2 eggs
5 dkg sugar
2 dl semi-warm milk
half a sachet of instant dried yeast

For the walnut filling
230 dkg walnuts or pecans (I used half and half)
180 dkg icing sugar
2 tblsp milk
1/2 tblsp vanilla extract

For the jam filling
25 dkg thick jam (I prefer berry jam)

For the icing
5 dkg icing sugar

For the dough, mix the yeast and the sugar with the milk in a cup.
In a large ball, whisk the eggs for two minutes with a hand mixer, then add the butter and mix it together. Incorporate the flour into the mixture, then add the milk, yeast and sugar. Roughly mix with a wooden spoon, then start kneading with your hand. Knead for 3-4 minutes. The dough should be smooth. Cover it with a kitchen towel and let it stand for 40 minutes. While it's resting, prepare the filling.
With the amount of ingredients I wrote above, you can use half of the dough for the walnut crescents and the other half for the jam crescents. If you want to prepare only one type, double the measurements. For me, the walnut crescents are the best/real ones!
You don't have to do anything with the jam in advance of filling.
Grate the walnuts in a food processor. I don't have one, so I put them in a plastic bag, and I hit them with a wooden spoon on the kitchen counter for 5 minutes. 
Mix the grated walnuts with the icing sugar, vanilla extract and milk in a saucepan, and cook it for 3 minutes on low heat. Cover it with a lid until the resting period of the dough is finished.

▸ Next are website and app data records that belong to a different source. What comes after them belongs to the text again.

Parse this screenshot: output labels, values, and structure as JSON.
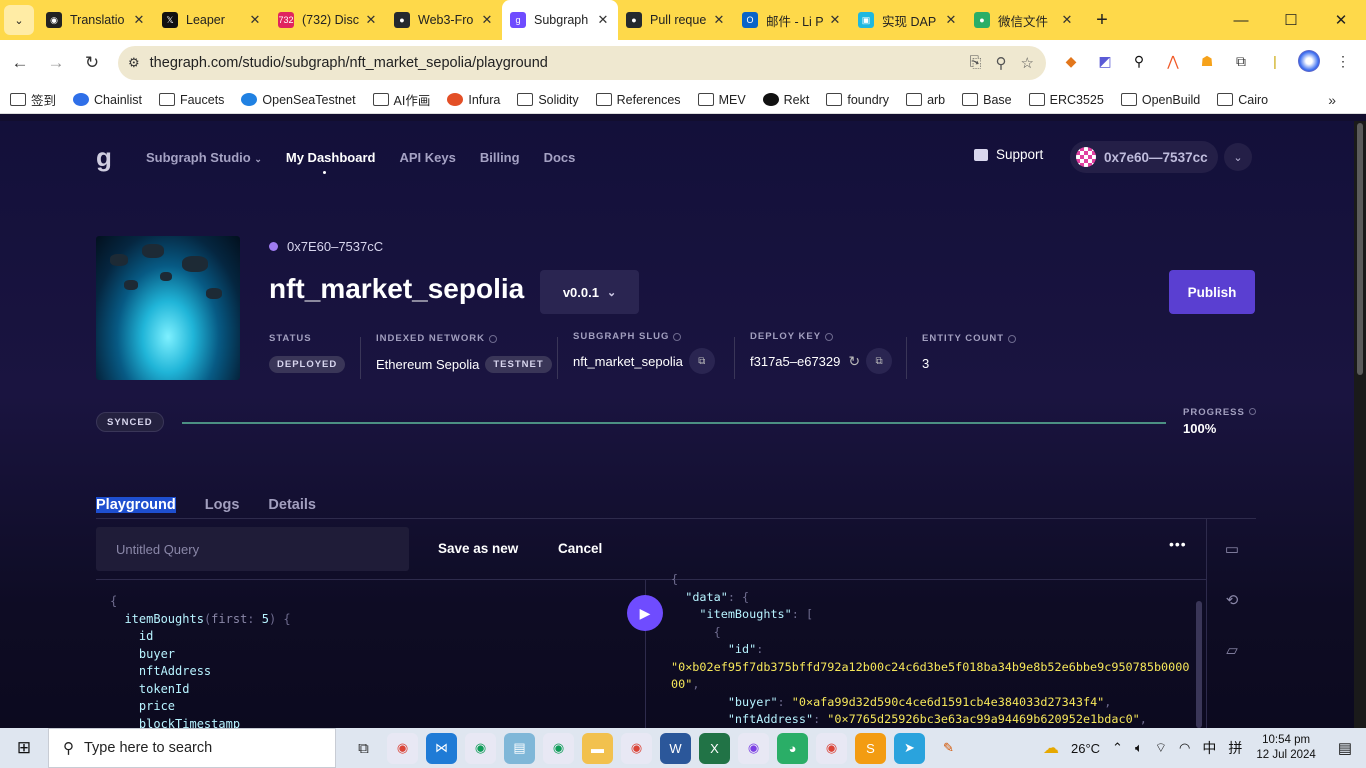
{
  "browser": {
    "tabs": [
      {
        "label": "Translatio",
        "fav_color": "#222222",
        "fav_glyph": "◉"
      },
      {
        "label": "Leaper",
        "fav_color": "#111111",
        "fav_glyph": "𝕏"
      },
      {
        "label": "(732) Disc",
        "fav_color": "#e0245e",
        "fav_glyph": "732"
      },
      {
        "label": "Web3-Fro",
        "fav_color": "#24292e",
        "fav_glyph": "●"
      },
      {
        "label": "Subgraph",
        "fav_color": "#6f4cff",
        "fav_glyph": "g",
        "active": true
      },
      {
        "label": "Pull reque",
        "fav_color": "#24292e",
        "fav_glyph": "●"
      },
      {
        "label": "邮件 - Li P",
        "fav_color": "#0a64c8",
        "fav_glyph": "O"
      },
      {
        "label": "实现 DAP",
        "fav_color": "#1fb8e0",
        "fav_glyph": "▣"
      },
      {
        "label": "微信文件",
        "fav_color": "#2aae67",
        "fav_glyph": "●"
      }
    ],
    "url": "thegraph.com/studio/subgraph/nft_market_sepolia/playground",
    "bookmarks": [
      {
        "label": "签到",
        "kind": "folder"
      },
      {
        "label": "Chainlist",
        "kind": "site",
        "color": "#2f6fe8"
      },
      {
        "label": "Faucets",
        "kind": "folder"
      },
      {
        "label": "OpenSeaTestnet",
        "kind": "site",
        "color": "#2081e2"
      },
      {
        "label": "AI作画",
        "kind": "folder"
      },
      {
        "label": "Infura",
        "kind": "site",
        "color": "#e34f26"
      },
      {
        "label": "Solidity",
        "kind": "folder"
      },
      {
        "label": "References",
        "kind": "folder"
      },
      {
        "label": "MEV",
        "kind": "folder"
      },
      {
        "label": "Rekt",
        "kind": "site",
        "color": "#111111"
      },
      {
        "label": "foundry",
        "kind": "folder"
      },
      {
        "label": "arb",
        "kind": "folder"
      },
      {
        "label": "Base",
        "kind": "folder"
      },
      {
        "label": "ERC3525",
        "kind": "folder"
      },
      {
        "label": "OpenBuild",
        "kind": "folder"
      },
      {
        "label": "Cairo",
        "kind": "folder"
      }
    ]
  },
  "nav": {
    "studio": "Subgraph Studio",
    "dashboard": "My Dashboard",
    "api_keys": "API Keys",
    "billing": "Billing",
    "docs": "Docs",
    "support": "Support",
    "account": "0x7e60—7537cc"
  },
  "subgraph": {
    "owner": "0x7E60–7537cC",
    "name": "nft_market_sepolia",
    "version": "v0.0.1",
    "publish": "Publish",
    "status_label": "STATUS",
    "status": "DEPLOYED",
    "network_label": "INDEXED NETWORK",
    "network": "Ethereum Sepolia",
    "network_tag": "TESTNET",
    "slug_label": "SUBGRAPH SLUG",
    "slug": "nft_market_sepolia",
    "deploy_key_label": "DEPLOY KEY",
    "deploy_key": "f317a5–e67329",
    "entity_label": "ENTITY COUNT",
    "entity_count": "3"
  },
  "sync": {
    "badge": "SYNCED",
    "progress_label": "PROGRESS",
    "progress_text": "100%",
    "progress": 1.0
  },
  "tabs": {
    "playground": "Playground",
    "logs": "Logs",
    "details": "Details"
  },
  "playground": {
    "query_placeholder": "Untitled Query",
    "save_as_new": "Save as new",
    "cancel": "Cancel",
    "query_lines": [
      "itemBoughts",
      "first",
      "5",
      "id",
      "buyer",
      "nftAddress",
      "tokenId",
      "price",
      "blockTimestamp"
    ],
    "result": {
      "data_key": "\"data\"",
      "entity_key": "\"itemBoughts\"",
      "id_key": "\"id\"",
      "id_value": "\"0×b02ef95f7db375bffd792a12b00c24c6d3be5f018ba34b9e8b52e6bbe9c950785b0000",
      "id_value_cont": "00\"",
      "buyer_key": "\"buyer\"",
      "buyer_value": "\"0×afa99d32d590c4ce6d1591cb4e384033d27343f4\"",
      "nft_key": "\"nftAddress\"",
      "nft_value": "\"0×7765d25926bc3e63ac99a94469b620952e1bdac0\""
    }
  },
  "taskbar": {
    "search_placeholder": "Type here to search",
    "temperature": "26°C",
    "ime1": "中",
    "ime2": "拼",
    "time": "10:54 pm",
    "date": "12 Jul 2024"
  }
}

Preheat the oven for 175 degrees. Line parchment paper into two trays. 
Get a bit of the dough - a size of a walnut - and form it into a ball. On a floured surface, roll it into a 8-10 cm wide circle. Put half a tablespoon of filling in the middle. Fold the circle into a half circle, and push together the edges (it should look like a ravioli). Then fold it once again, so one side of the little roll will have a thicker crust (this should be the bottom of the cookie). So basically you just rolled the filling-bump into the flat part. Push the dough well together - use a fork if necessary. Push the ends into little 'tails' and turn them inside, so it will look like a little moon.
When you do it with jam, be very careful not to have any holes on the crescents, otherwise the jam will escape.

Bake them for 10-15 minutes or until golden brown. Roll them in the icing sugar while they are still hot. Serve with cold milk.